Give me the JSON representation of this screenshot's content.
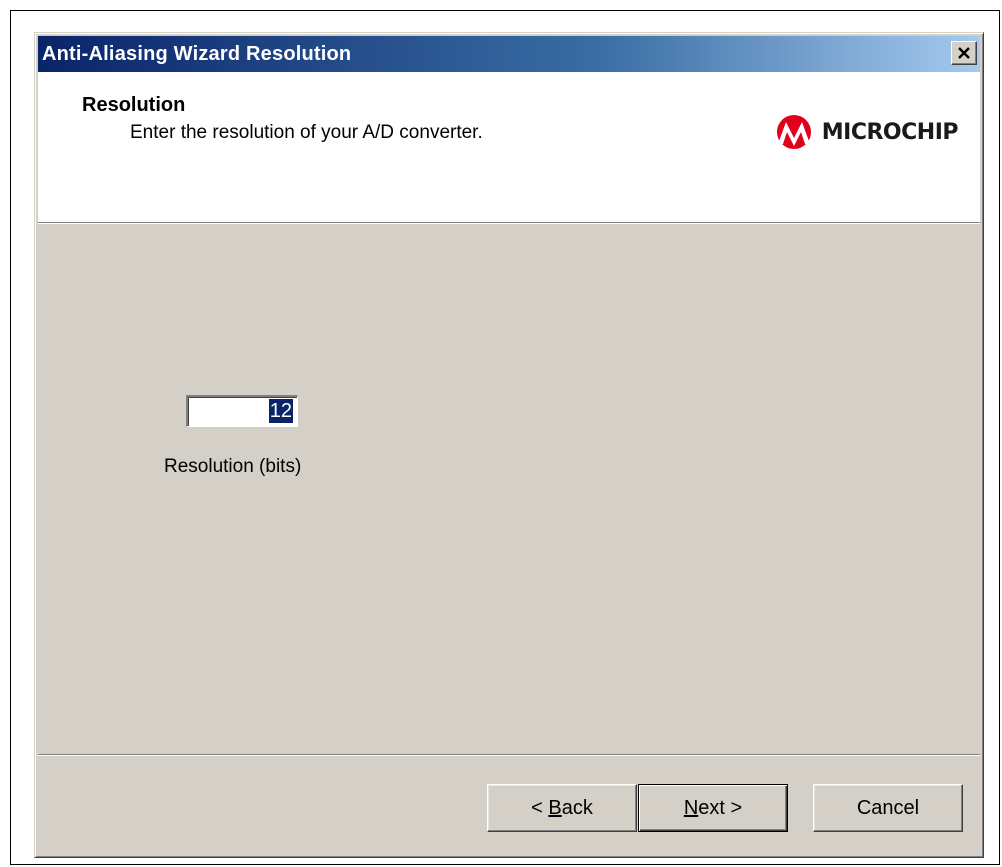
{
  "window": {
    "title": "Anti-Aliasing Wizard Resolution",
    "close_label": "X"
  },
  "header": {
    "title": "Resolution",
    "subtitle": "Enter the resolution of your A/D converter.",
    "logo_text": "MICROCHIP",
    "logo_color": "#e3001b"
  },
  "form": {
    "resolution_value": "12",
    "resolution_label": "Resolution (bits)"
  },
  "buttons": {
    "back_prefix": "< ",
    "back_mnemonic": "B",
    "back_rest": "ack",
    "next_mnemonic": "N",
    "next_rest": "ext >",
    "cancel": "Cancel"
  },
  "colors": {
    "titlebar_start": "#0a246a",
    "titlebar_end": "#a6caf0",
    "dialog_face": "#d4d0c8",
    "selection": "#0a246a"
  }
}
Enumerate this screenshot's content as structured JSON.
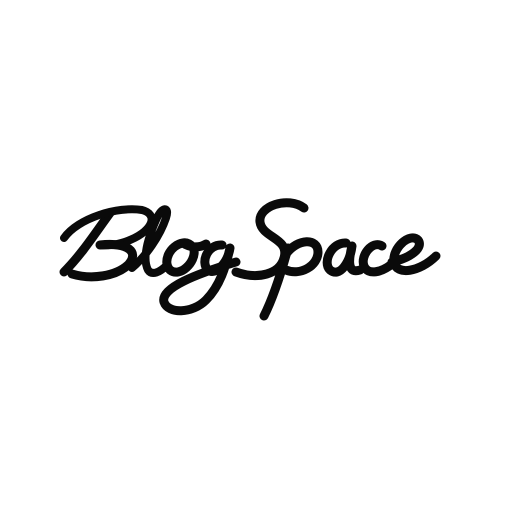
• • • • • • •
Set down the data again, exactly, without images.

Give me the JSON representation of this screenshot's content.
{
  "window": {
    "title": "Anti-Aliasing Wizard Resolution",
    "close_label": "X"
  },
  "header": {
    "title": "Resolution",
    "subtitle": "Enter the resolution of your A/D converter.",
    "logo_text": "MICROCHIP",
    "logo_color": "#e3001b"
  },
  "form": {
    "resolution_value": "12",
    "resolution_label": "Resolution (bits)"
  },
  "buttons": {
    "back_prefix": "< ",
    "back_mnemonic": "B",
    "back_rest": "ack",
    "next_mnemonic": "N",
    "next_rest": "ext >",
    "cancel": "Cancel"
  },
  "colors": {
    "titlebar_start": "#0a246a",
    "titlebar_end": "#a6caf0",
    "dialog_face": "#d4d0c8",
    "selection": "#0a246a"
  }
}
Enumerate this screenshot's content as structured JSON.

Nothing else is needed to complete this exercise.